In the first of a series titled “Imagine a world…,” posted on the Bill & Melinda Gates Foundation’s “Impatient Optimists” blog, Paula Franklin, U.K. medical director for Marie Stopes International, writes, “For the most part, only people who really need or want something care much about it being available, and that’s why it can be hard to make people in the developed world tune in to the huge unmet need for contraception globally — 222 million people who want to use contraception can’t get it, at the last count.” She says that the upcoming London Summit on Family Planning is “perhaps the world’s best opportunity to agree together what we’re going to do to rectify the situation,” and she concludes by summarizing some of the upcoming posts in the series by Marie Stopes staff (6/25).
“Since Myanmar gained independence from the British in 1948, it has been wracked by armed conflicts and fragile ceasefires with civilians and ethnic rebels,” and “[t]he health of Myanmar’s women has been one of the biggest casualties,” GlobalPost reports. Though recent news coverage has focused on political reform in the nation, “little attention has been paid to a more immediate need: affordable, decent health care,” the news service states.
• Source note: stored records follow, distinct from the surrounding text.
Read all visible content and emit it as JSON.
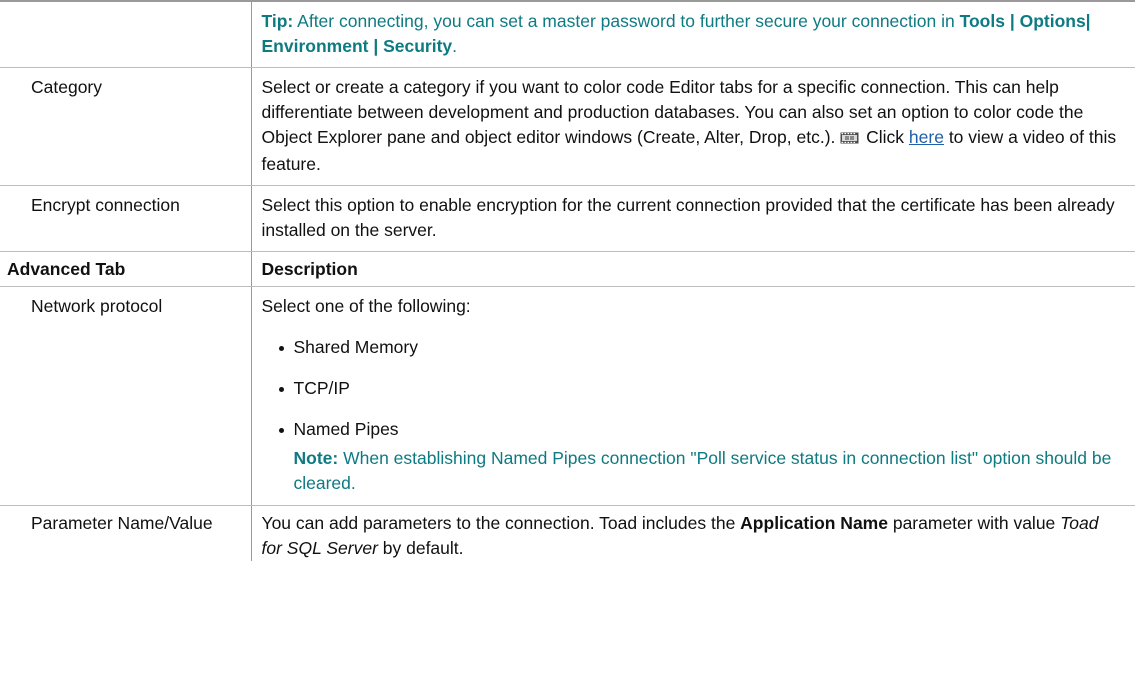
{
  "colors": {
    "tip": "#0e7a82",
    "link": "#1f5fa8",
    "border": "#9a9a9a"
  },
  "tip": {
    "label": "Tip:",
    "text_before": " After connecting, you can set a master password to further secure your connection in ",
    "menu_path": "Tools | Options| Environment | Security",
    "text_after": "."
  },
  "rows": {
    "category": {
      "label": "Category",
      "text_before": "Select or create a category if you want to color code Editor tabs for a specific connection. This can help differentiate between development and production databases. You can also set an option to color code the Object Explorer pane and object editor windows (Create, Alter, Drop, etc.).",
      "video_icon": "film-icon",
      "click_text": " Click ",
      "link_text": "here",
      "text_after": " to view a video of this feature."
    },
    "encrypt": {
      "label": "Encrypt connection",
      "text": "Select this option to enable encryption for the current connection provided that the certificate has been already installed on the server."
    },
    "advanced_header": {
      "label": "Advanced Tab",
      "description": "Description"
    },
    "network": {
      "label": "Network protocol",
      "intro": "Select one of the following:",
      "options": [
        "Shared Memory",
        "TCP/IP",
        "Named Pipes"
      ],
      "note_label": "Note:",
      "note_text": " When establishing Named Pipes connection \"Poll service status in connection list\" option should be cleared."
    },
    "parameter": {
      "label": "Parameter Name/Value",
      "text_before": "You can add parameters to the connection. Toad includes the ",
      "bold_text": "Application Name",
      "text_middle": " parameter with value ",
      "italic_text": "Toad for SQL Server",
      "text_after": " by default."
    }
  }
}
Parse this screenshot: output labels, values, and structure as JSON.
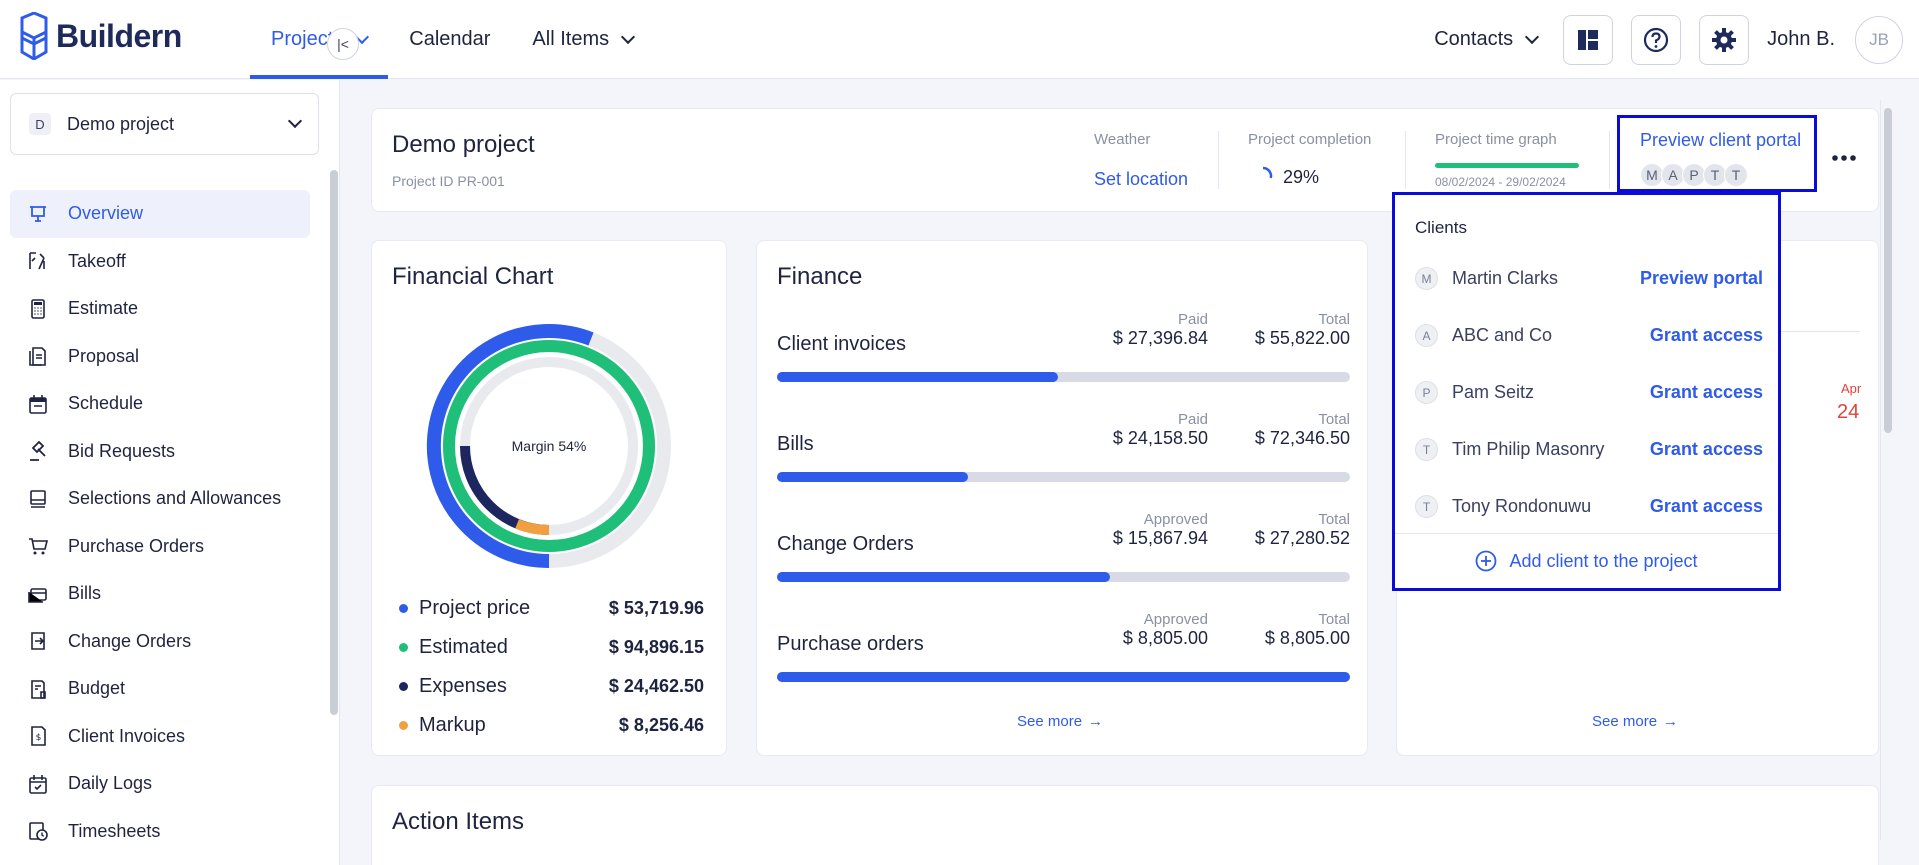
{
  "app": {
    "logo_text": "Buildern"
  },
  "nav": {
    "items": [
      {
        "label": "Projects",
        "active": true,
        "dropdown": true
      },
      {
        "label": "Calendar",
        "active": false,
        "dropdown": false
      },
      {
        "label": "All Items",
        "active": false,
        "dropdown": true
      }
    ],
    "contacts_label": "Contacts",
    "user_name": "John B.",
    "user_initials": "JB"
  },
  "sidebar": {
    "project_badge": "D",
    "project_name": "Demo project",
    "items": [
      {
        "label": "Overview",
        "icon": "presentation-icon",
        "active": true
      },
      {
        "label": "Takeoff",
        "icon": "takeoff-icon"
      },
      {
        "label": "Estimate",
        "icon": "calculator-icon"
      },
      {
        "label": "Proposal",
        "icon": "proposal-icon"
      },
      {
        "label": "Schedule",
        "icon": "calendar-icon"
      },
      {
        "label": "Bid Requests",
        "icon": "gavel-icon"
      },
      {
        "label": "Selections and Allowances",
        "icon": "selections-icon"
      },
      {
        "label": "Purchase Orders",
        "icon": "cart-icon"
      },
      {
        "label": "Bills",
        "icon": "bills-icon"
      },
      {
        "label": "Change Orders",
        "icon": "change-orders-icon"
      },
      {
        "label": "Budget",
        "icon": "budget-icon"
      },
      {
        "label": "Client Invoices",
        "icon": "invoice-icon"
      },
      {
        "label": "Daily Logs",
        "icon": "daily-log-icon"
      },
      {
        "label": "Timesheets",
        "icon": "timesheet-icon"
      }
    ]
  },
  "header": {
    "title": "Demo project",
    "project_id": "Project ID PR-001",
    "weather_label": "Weather",
    "weather_action": "Set location",
    "completion_label": "Project completion",
    "completion_value": "29%",
    "completion_fraction": 0.29,
    "time_graph_label": "Project time graph",
    "time_graph_range": "08/02/2024 - 29/02/2024",
    "portal_label": "Preview client portal",
    "portal_avatars": [
      "M",
      "A",
      "P",
      "T",
      "T"
    ]
  },
  "financial_chart": {
    "title": "Financial Chart",
    "center_label": "Margin 54%",
    "legend": [
      {
        "label": "Project price",
        "value": "$ 53,719.96",
        "color": "#2f5bea"
      },
      {
        "label": "Estimated",
        "value": "$ 94,896.15",
        "color": "#1fbf7a"
      },
      {
        "label": "Expenses",
        "value": "$ 24,462.50",
        "color": "#1e2660"
      },
      {
        "label": "Markup",
        "value": "$ 8,256.46",
        "color": "#f0a040"
      }
    ]
  },
  "finance": {
    "title": "Finance",
    "rows": [
      {
        "name": "Client invoices",
        "left_label": "Paid",
        "left_value": "$ 27,396.84",
        "right_label": "Total",
        "right_value": "$ 55,822.00",
        "fraction": 0.49
      },
      {
        "name": "Bills",
        "left_label": "Paid",
        "left_value": "$ 24,158.50",
        "right_label": "Total",
        "right_value": "$ 72,346.50",
        "fraction": 0.334
      },
      {
        "name": "Change Orders",
        "left_label": "Approved",
        "left_value": "$ 15,867.94",
        "right_label": "Total",
        "right_value": "$ 27,280.52",
        "fraction": 0.582
      },
      {
        "name": "Purchase orders",
        "left_label": "Approved",
        "left_value": "$ 8,805.00",
        "right_label": "Total",
        "right_value": "$ 8,805.00",
        "fraction": 1.0
      }
    ],
    "see_more": "See more"
  },
  "right_panel": {
    "month": "Apr",
    "day": "24",
    "see_more": "See more"
  },
  "action_items": {
    "title": "Action Items"
  },
  "clients_dropdown": {
    "title": "Clients",
    "clients": [
      {
        "initial": "M",
        "name": "Martin Clarks",
        "action": "Preview portal"
      },
      {
        "initial": "A",
        "name": "ABC and Co",
        "action": "Grant access"
      },
      {
        "initial": "P",
        "name": "Pam Seitz",
        "action": "Grant access"
      },
      {
        "initial": "T",
        "name": "Tim Philip Masonry",
        "action": "Grant access"
      },
      {
        "initial": "T",
        "name": "Tony Rondonuwu",
        "action": "Grant access"
      }
    ],
    "add_label": "Add client to the project"
  },
  "colors": {
    "accent": "#2f5bea",
    "green": "#1fbf7a",
    "navy": "#1e2660",
    "orange": "#f0a040",
    "highlight": "#0a0ad9"
  }
}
The “military junta that ruled the country for a half century spent very little on health care,” little international aid has come into the country, and “the government restricts where and how aid organizations can operate, blocking the delivery of medical services,” the news service writes, adding, “The result has been a health care system that in conflict areas, does not exist, and in large cities, is too expensive for ordinary people, according to experts inside Myanmar and on the Thai border.”
In this post on RH Reality Check, Marianne Mollmann, senior policy adviser with Amnesty International, addresses an upcoming summit in London on family planning funding, which is being co-hosted by the Bill & Melinda Gates Foundation and the U.K. Department for International Development and supported by USAID and UNFPA. She says that poverty and “women’s ability to exercise her human rights, including the rights to quality health care, non-discrimination in education and health, and economic empowerment through job creation and protections for equality in the workplace,” are important drivers of maternal health and need to be addressed by governments (6/21).